Tonight, I started a Master Urban Farmer workshop series. The class was scheduled to begin yesterday but a winter storm forced a late start. I hope this isn’t a bad omen for things to come this spring. I guess I’d prefer to focus on the kale seeds that germinated on our windowsill in 48 hours. Either way, we have our work cut out for us.

Kale. Day One.

Kale, day one.

 

 

 

 

 

 

I found out about this series of classes when local gardening guru Trisha Clark suggested I contact Mike Hogan at the OSU Extension about taking a GAPs (Good Agricultural Practices) course to learn about safe handling of produce for distribution. Mike recommended the seven week workshop series, which will cover GAPs as well as lots of other things one would need to know to start an urban farming project of any size or scope – from site selection and soil testing to management of labor and marketing goods for sale. Tonight’s session provided an overview of urban farming in the 21st century with a focus on Columbus (I’ve been reading a lot about the history of urban farming nationwide and will share some of that another time), setting goals and objectives, and identifying a site.

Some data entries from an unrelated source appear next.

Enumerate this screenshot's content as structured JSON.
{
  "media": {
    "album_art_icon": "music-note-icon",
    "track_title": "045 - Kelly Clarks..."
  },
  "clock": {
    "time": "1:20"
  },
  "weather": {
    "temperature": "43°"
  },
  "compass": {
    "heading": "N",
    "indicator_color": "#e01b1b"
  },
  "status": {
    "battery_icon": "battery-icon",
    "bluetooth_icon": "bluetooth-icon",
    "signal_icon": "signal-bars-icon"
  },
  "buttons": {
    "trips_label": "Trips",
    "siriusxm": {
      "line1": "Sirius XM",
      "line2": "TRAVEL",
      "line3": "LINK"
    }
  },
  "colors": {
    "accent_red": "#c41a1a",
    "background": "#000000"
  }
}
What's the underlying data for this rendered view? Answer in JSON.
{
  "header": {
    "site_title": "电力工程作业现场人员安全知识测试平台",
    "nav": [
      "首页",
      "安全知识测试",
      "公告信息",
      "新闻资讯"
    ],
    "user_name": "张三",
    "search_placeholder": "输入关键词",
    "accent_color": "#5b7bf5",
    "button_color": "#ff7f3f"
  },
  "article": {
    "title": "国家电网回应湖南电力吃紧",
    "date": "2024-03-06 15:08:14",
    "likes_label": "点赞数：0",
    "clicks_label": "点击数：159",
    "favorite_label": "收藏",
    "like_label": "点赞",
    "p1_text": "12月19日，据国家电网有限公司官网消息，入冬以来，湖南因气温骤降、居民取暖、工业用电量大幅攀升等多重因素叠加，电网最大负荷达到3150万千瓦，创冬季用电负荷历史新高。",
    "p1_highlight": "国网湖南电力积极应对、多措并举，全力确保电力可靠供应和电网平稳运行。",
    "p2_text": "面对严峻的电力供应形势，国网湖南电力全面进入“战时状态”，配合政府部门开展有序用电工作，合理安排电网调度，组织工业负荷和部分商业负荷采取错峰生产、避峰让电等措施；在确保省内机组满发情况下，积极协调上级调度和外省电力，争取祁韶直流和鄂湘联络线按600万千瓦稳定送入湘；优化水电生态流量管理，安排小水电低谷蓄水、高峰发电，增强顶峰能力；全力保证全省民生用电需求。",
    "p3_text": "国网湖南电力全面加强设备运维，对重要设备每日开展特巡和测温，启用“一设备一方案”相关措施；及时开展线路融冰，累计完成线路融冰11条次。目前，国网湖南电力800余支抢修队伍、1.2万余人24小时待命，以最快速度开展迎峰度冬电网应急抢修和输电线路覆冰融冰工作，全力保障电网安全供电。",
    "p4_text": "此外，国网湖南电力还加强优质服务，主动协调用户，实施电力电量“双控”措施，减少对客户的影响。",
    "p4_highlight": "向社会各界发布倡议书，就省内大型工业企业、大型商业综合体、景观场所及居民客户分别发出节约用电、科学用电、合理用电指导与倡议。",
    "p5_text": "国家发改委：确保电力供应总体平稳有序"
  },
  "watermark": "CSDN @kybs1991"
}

I think my favorite part of the class, however, was the introductions. With over forty people in the room, I wasn’t sure we’d get to any of the course content if we all had a chance to talk about who we were and why we were there. However, I was inspired to hear about community gardening initiatives around the city that I hadn’t heard of before like  an international garden for new immigrants and workforce initiatives for developmentally disabled adults. I also got a sense of why other individuals and their families are joining the food revolution, much of which echoed my own – everything from the pure love of growing one’s own food, to a desire for self-sufficiency, to wanting one’s grand-kids to know where their food comes from. It was welcome inspiration.

Never, in a million years, did I think I'd be in "school" again.

Never, in a million years, did I think I’d be in “school” again.